King James Version (KJV) - First published in 1611, the KJV is the most popular version to date. It is a word-for-word translation from the Hebrew, Greek, and Aramaic text. The old English used makes this translation an Upper High School/Secondary School reading age level. Publisher: Various
New King James Version (NKJV) - This revised and updated version of the KJV is a word-for-word translation. The spelling and language has been updated over time to more modern day English. It is considered an upper elementary/primary school or early middle school reading level. Publisher: HarperCollins
New American Standard Bible (NASB) - The NASB is considered the most exact word-for-word translation of the Hebrew and Greek text. It is an upper High School/Secondary School reading age level. Publisher: The Lockman Foundation
New International Version (NIV) - The NIV combines both word-for-word and thought-for-thought translation from the Hebrew and Greek text. However, it does lean more toward thought-for-thought. It is appropriate for middle school age reading level (around the age of 12, for people living outside the US). Publisher: Zondervan
New Living Translation (NLT) - The goal of this translation was to create a thought-for-thought translation using everyday English. This version is the most readable version without being a paraphrase. This is appropriate for upper elementary/primary school reading level. Publisher: Tyndale
The Living Bible (TLB) - This version is an interpretation or commentary on the already translated English Scriptures. It does not use word-for-word or thought-for-thought from the Hebrew and Greek text. It is best used as a companion to word-for-word or thought-for-thought translations. This version’s commentary nature can help explain passages in simple English and enhance your study of a more literal translation. The TLB is appropriate for elementary/primary school reading level. Publisher: Tyndale

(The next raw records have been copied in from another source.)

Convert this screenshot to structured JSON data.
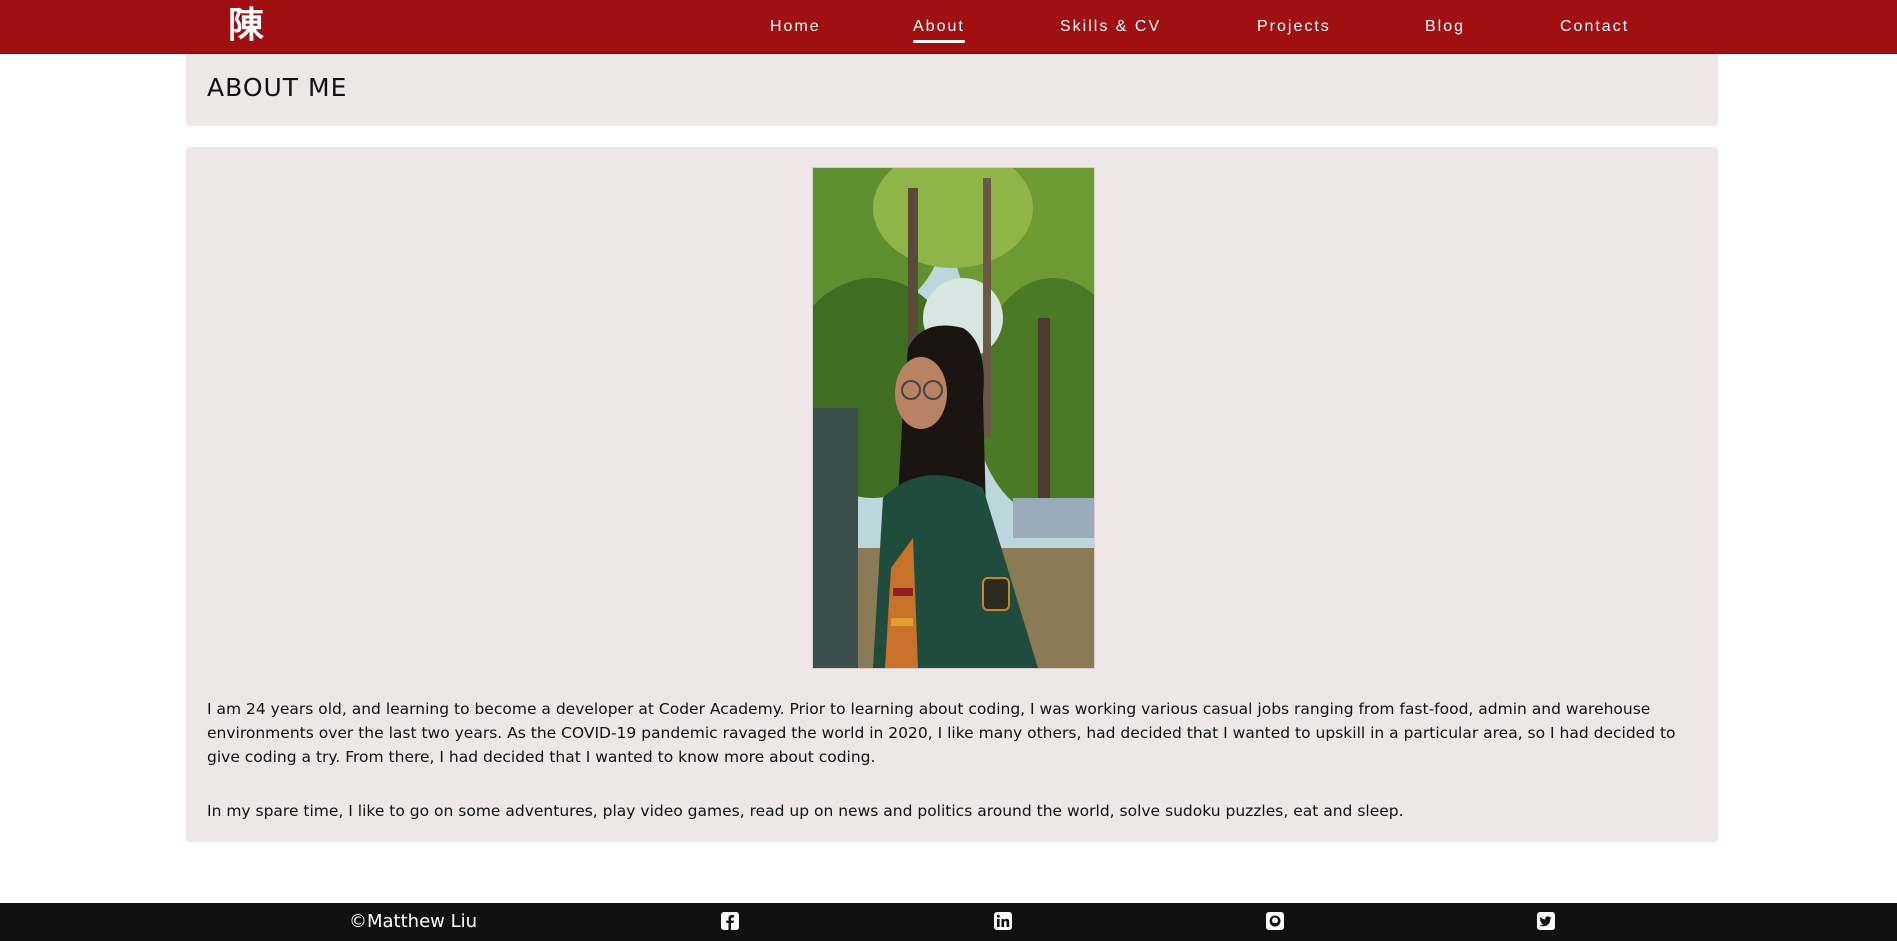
{
  "header": {
    "logo_text": "陳",
    "nav": [
      {
        "label": "Home",
        "active": false
      },
      {
        "label": "About",
        "active": true
      },
      {
        "label": "Skills & CV",
        "active": false
      },
      {
        "label": "Projects",
        "active": false
      },
      {
        "label": "Blog",
        "active": false
      },
      {
        "label": "Contact",
        "active": false
      }
    ]
  },
  "page": {
    "title": "ABOUT ME"
  },
  "about": {
    "paragraphs": [
      "I am 24 years old, and learning to become a developer at Coder Academy. Prior to learning about coding, I was working various casual jobs ranging from fast-food, admin and warehouse environments over the last two years. As the COVID-19 pandemic ravaged the world in 2020, I like many others, had decided that I wanted to upskill in a particular area, so I had decided to give coding a try. From there, I had decided that I wanted to know more about coding.",
      "In my spare time, I like to go on some adventures, play video games, read up on news and politics around the world, solve sudoku puzzles, eat and sleep."
    ]
  },
  "footer": {
    "copyright": "©Matthew Liu",
    "social_icons": [
      "facebook-icon",
      "linkedin-icon",
      "github-icon",
      "twitter-icon"
    ]
  },
  "colors": {
    "brand_red": "#a01012",
    "card_bg": "#efe6e8",
    "footer_bg": "#111111"
  }
}
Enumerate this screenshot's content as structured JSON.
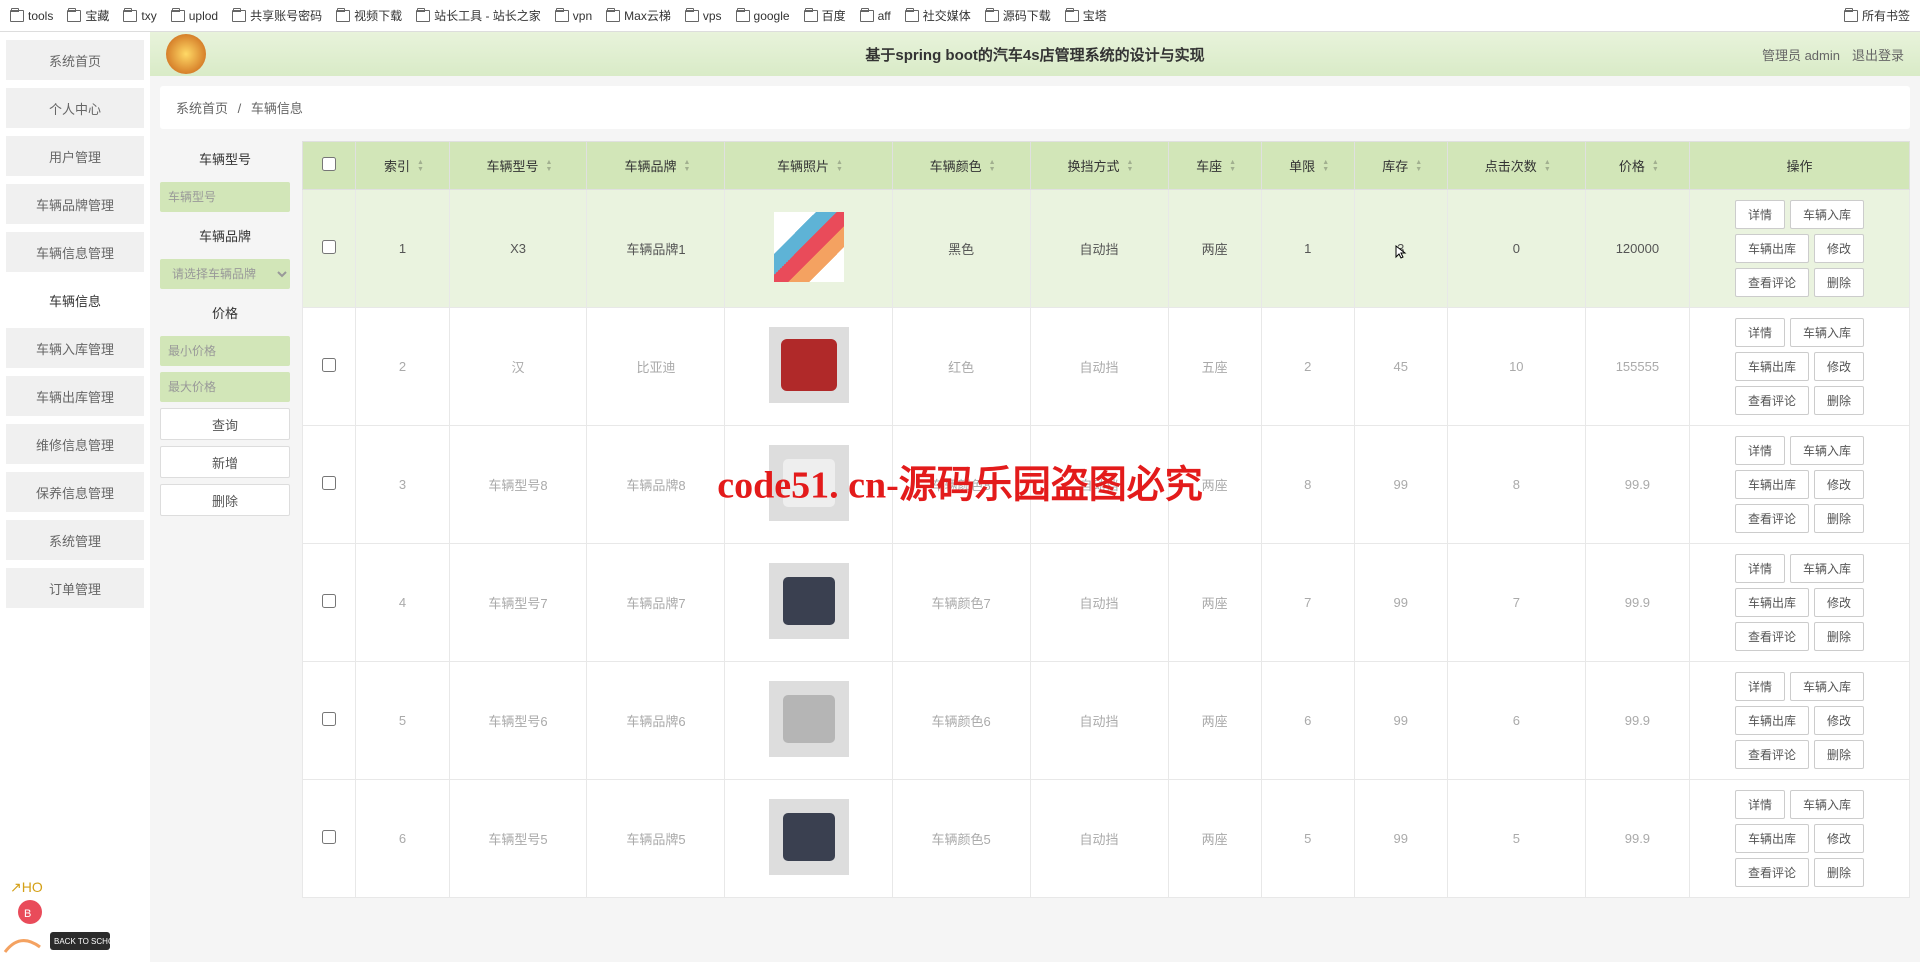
{
  "bookmarks": {
    "items": [
      "tools",
      "宝藏",
      "txy",
      "uplod",
      "共享账号密码",
      "视频下载",
      "站长工具 - 站长之家",
      "vpn",
      "Max云梯",
      "vps",
      "google",
      "百度",
      "aff",
      "社交媒体",
      "源码下载",
      "宝塔"
    ],
    "right": "所有书签"
  },
  "header": {
    "title": "基于spring boot的汽车4s店管理系统的设计与实现",
    "role": "管理员 admin",
    "logout": "退出登录"
  },
  "sidebar": {
    "items": [
      {
        "label": "系统首页"
      },
      {
        "label": "个人中心"
      },
      {
        "label": "用户管理"
      },
      {
        "label": "车辆品牌管理"
      },
      {
        "label": "车辆信息管理"
      },
      {
        "label": "车辆信息",
        "active": true
      },
      {
        "label": "车辆入库管理"
      },
      {
        "label": "车辆出库管理"
      },
      {
        "label": "维修信息管理"
      },
      {
        "label": "保养信息管理"
      },
      {
        "label": "系统管理"
      },
      {
        "label": "订单管理"
      }
    ]
  },
  "breadcrumb": {
    "home": "系统首页",
    "sep": "/",
    "current": "车辆信息"
  },
  "filter": {
    "model_label": "车辆型号",
    "model_ph": "车辆型号",
    "brand_label": "车辆品牌",
    "brand_ph": "请选择车辆品牌",
    "price_label": "价格",
    "min_ph": "最小价格",
    "max_ph": "最大价格",
    "search": "查询",
    "add": "新增",
    "delete": "删除"
  },
  "table": {
    "headers": [
      "",
      "索引",
      "车辆型号",
      "车辆品牌",
      "车辆照片",
      "车辆颜色",
      "换挡方式",
      "车座",
      "单限",
      "库存",
      "点击次数",
      "价格",
      "操作"
    ],
    "rows": [
      {
        "idx": "1",
        "model": "X3",
        "brand": "车辆品牌1",
        "img": "stripe",
        "color": "黑色",
        "shift": "自动挡",
        "seat": "两座",
        "limit": "1",
        "stock": "3",
        "clicks": "0",
        "price": "120000",
        "dim": false
      },
      {
        "idx": "2",
        "model": "汉",
        "brand": "比亚迪",
        "img": "red",
        "color": "红色",
        "shift": "自动挡",
        "seat": "五座",
        "limit": "2",
        "stock": "45",
        "clicks": "10",
        "price": "155555",
        "dim": true
      },
      {
        "idx": "3",
        "model": "车辆型号8",
        "brand": "车辆品牌8",
        "img": "white",
        "color": "车辆颜色8",
        "shift": "自动挡",
        "seat": "两座",
        "limit": "8",
        "stock": "99",
        "clicks": "8",
        "price": "99.9",
        "dim": true
      },
      {
        "idx": "4",
        "model": "车辆型号7",
        "brand": "车辆品牌7",
        "img": "dark",
        "color": "车辆颜色7",
        "shift": "自动挡",
        "seat": "两座",
        "limit": "7",
        "stock": "99",
        "clicks": "7",
        "price": "99.9",
        "dim": true
      },
      {
        "idx": "5",
        "model": "车辆型号6",
        "brand": "车辆品牌6",
        "img": "silver",
        "color": "车辆颜色6",
        "shift": "自动挡",
        "seat": "两座",
        "limit": "6",
        "stock": "99",
        "clicks": "6",
        "price": "99.9",
        "dim": true
      },
      {
        "idx": "6",
        "model": "车辆型号5",
        "brand": "车辆品牌5",
        "img": "dark",
        "color": "车辆颜色5",
        "shift": "自动挡",
        "seat": "两座",
        "limit": "5",
        "stock": "99",
        "clicks": "5",
        "price": "99.9",
        "dim": true
      }
    ],
    "actions": [
      "详情",
      "车辆入库",
      "车辆出库",
      "修改",
      "查看评论",
      "删除"
    ]
  },
  "watermark": "code51. cn-源码乐园盗图必究"
}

The Message (MSG) - This version is a paraphrase by Eugene Peterson. It is best used as a companion to word-for-word or thought-for-thought translations. This version’s commentary nature can help explain passages in simple English and enhance your study of more literal translations. The Message is appropriate for elementary/primary School reading level. Publisher: NavPress

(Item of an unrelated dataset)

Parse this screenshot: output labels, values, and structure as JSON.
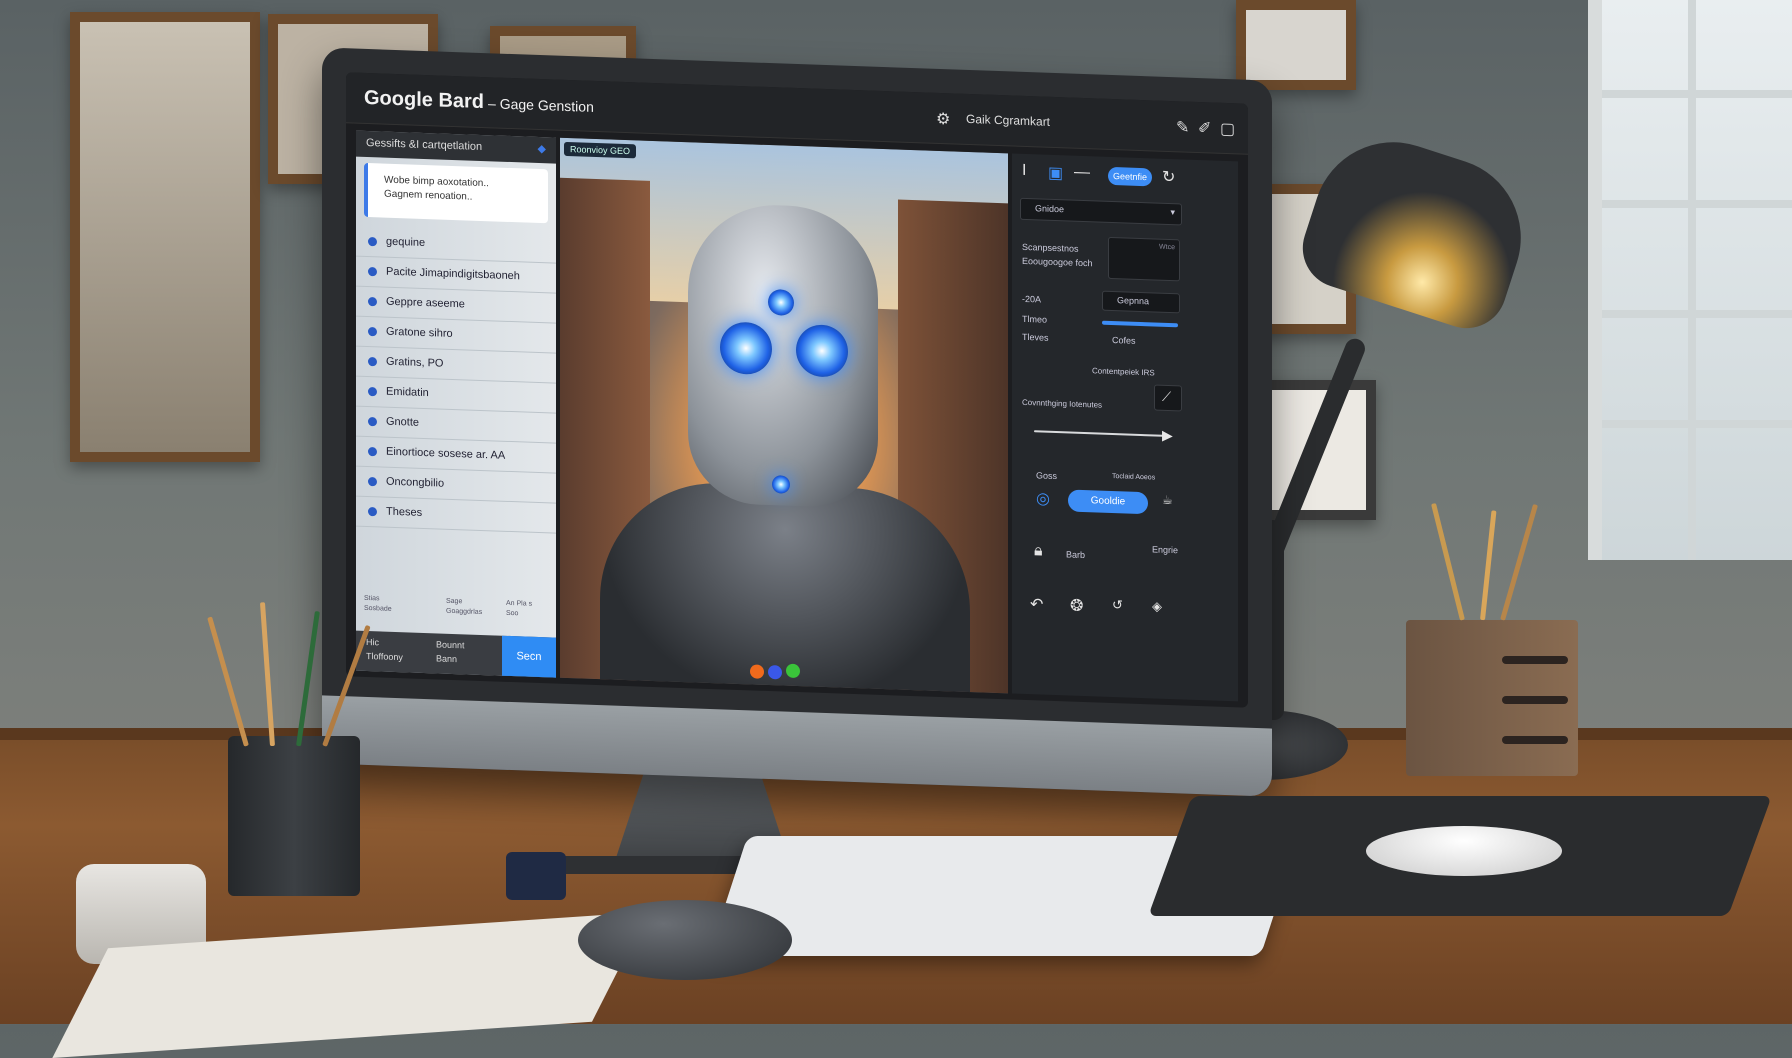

The Amplified Bible (AMP) - This version uses multiple English word equivalents within a verse to translate a passage. Not all words are valid for the meaning of the passage. This version is largely considered a paraphrase or commentary-based translation. Best used with other more literal translations. This is appropriate for upper elementary/primary school reading level. Publisher: The Lockman Foundation/Zondervan
Additional resources on Bible translations and available Bibles at The Daily Grace Co. ®: